Wild Man Blues
Date - 28/01/2009 | Days - Wednesday
Time - GMT 21:00 | UAE 01:00
Director - Barbara Kopple
Actors - Woody Allen, Letty Aronson
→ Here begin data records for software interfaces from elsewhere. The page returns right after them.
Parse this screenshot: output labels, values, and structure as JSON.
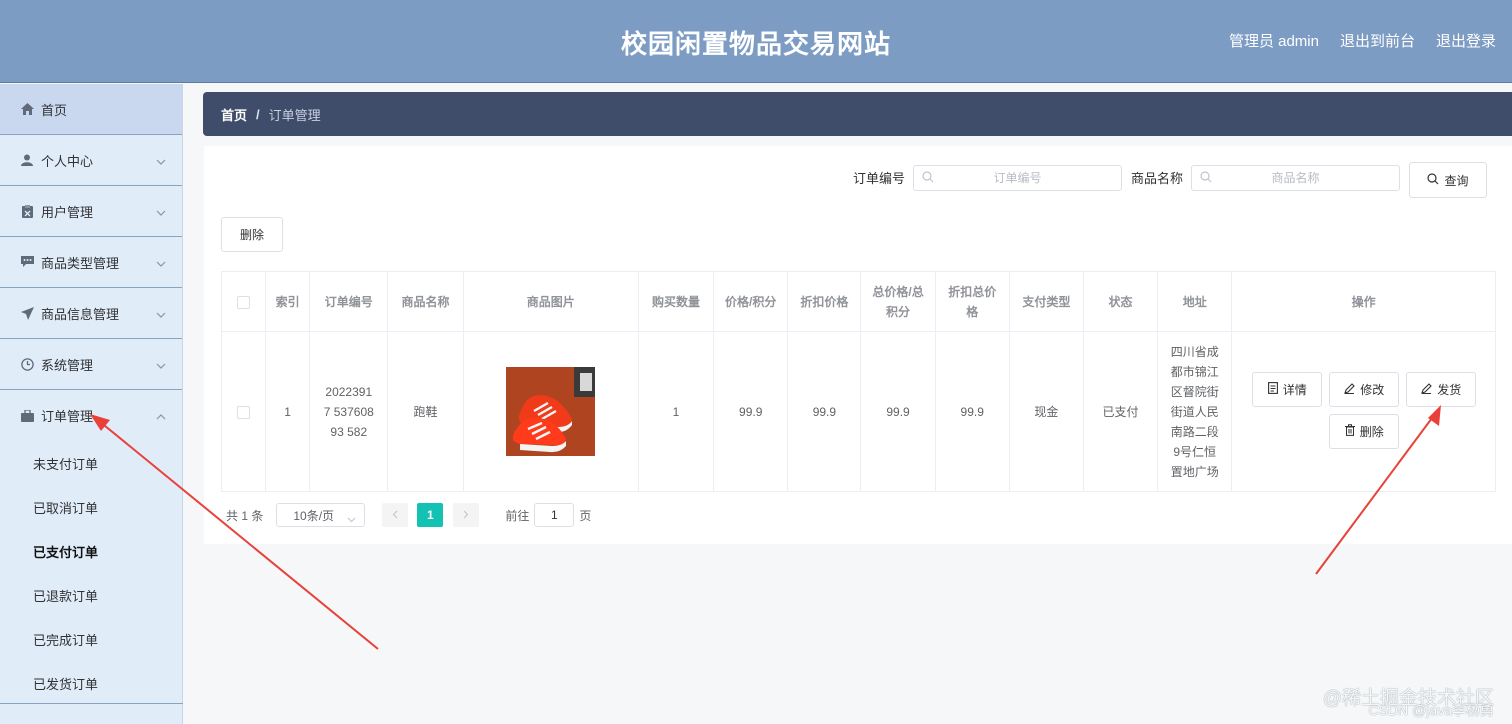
{
  "header": {
    "title": "校园闲置物品交易网站",
    "admin_label": "管理员 admin",
    "to_front": "退出到前台",
    "logout": "退出登录"
  },
  "sidebar": {
    "items": [
      {
        "label": "首页",
        "icon": "home-icon"
      },
      {
        "label": "个人中心",
        "icon": "user-icon"
      },
      {
        "label": "用户管理",
        "icon": "clipboard-icon"
      },
      {
        "label": "商品类型管理",
        "icon": "chat-icon"
      },
      {
        "label": "商品信息管理",
        "icon": "send-icon"
      },
      {
        "label": "系统管理",
        "icon": "clock-icon"
      },
      {
        "label": "订单管理",
        "icon": "bag-icon"
      }
    ],
    "subitems": [
      "未支付订单",
      "已取消订单",
      "已支付订单",
      "已退款订单",
      "已完成订单",
      "已发货订单"
    ]
  },
  "breadcrumb": {
    "home": "首页",
    "separator": "/",
    "current": "订单管理"
  },
  "search": {
    "order_no_label": "订单编号",
    "order_no_placeholder": "订单编号",
    "product_label": "商品名称",
    "product_placeholder": "商品名称",
    "query_button": "查询"
  },
  "toolbar": {
    "delete_button": "删除"
  },
  "table": {
    "headers": [
      "索引",
      "订单编号",
      "商品名称",
      "商品图片",
      "购买数量",
      "价格/积分",
      "折扣价格",
      "总价格/总积分",
      "折扣总价格",
      "支付类型",
      "状态",
      "地址",
      "操作"
    ],
    "rows": [
      {
        "index": "1",
        "order_no": "20223917 53760893 582",
        "product": "跑鞋",
        "quantity": "1",
        "price": "99.9",
        "discount_price": "99.9",
        "total": "99.9",
        "discount_total": "99.9",
        "pay_type": "现金",
        "status": "已支付",
        "address": "四川省成都市锦江区督院街街道人民南路二段9号仁恒置地广场",
        "actions": {
          "detail": "详情",
          "edit": "修改",
          "ship": "发货",
          "delete": "删除"
        }
      }
    ]
  },
  "pagination": {
    "total_text": "共 1 条",
    "page_size": "10条/页",
    "current_page": "1",
    "goto_label": "前往",
    "goto_value": "1",
    "page_suffix": "页"
  },
  "watermark": {
    "line1": "@稀土掘金技术社区",
    "line2": "CSDN @java李杨勇"
  },
  "colors": {
    "header_bg": "#7d9cc4",
    "sidebar_bg": "#e1ecf9",
    "breadcrumb_bg": "#3f4d6b",
    "page_active": "#14c2b4",
    "arrow": "#e8413a"
  }
}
As though opening a door into a life that the press had been trying to bang down during his tumultuous breakup from Mia Farrow, comedian-filmmaker-clarinetist Woody Allen decided to allow documentary filmmmaker Barbara Kopple to follow him with a camera on a 1996 tour of Europe with his New Orleans jazz band. He's also joined by his sister Letty and, of course, his new wife, Soon-Yi Previn, who seems, on the evidence of the film, to be as serene as her husband is anxious. Indeed, the autobiographical nature of Allen's films becomes clear after a couple of hours of watching a man who seems to believe that the inanimate objects of the world are waging war on him: An omelet seems "vulcanized," he fears that his hotel room sheets will be breaded. The animate world is no improvement. In Venice, Allen fears that a gondolier could easily cut his throat, and the crowds and paparazzi that pursure him inspire a revulsion that's ironic in so public a figure. Yet the amused, pragmatic Soon-Yi takes it all in stride, calming her husband's fears, albeit occasionally with a hint of condescension. The director is clearly happiest in the film when playing the clarinet, and, as anyone who has seen him at Michael's Pub can vouch, his dedication to the music is wholehearted. In an amusing and revealing visit to his parents' home upon his return, the underwhelmed response of his parents to Allen's achievements may suggest the source of his fabled anxiety. WILD MAN BLUES is a must for Allen fans.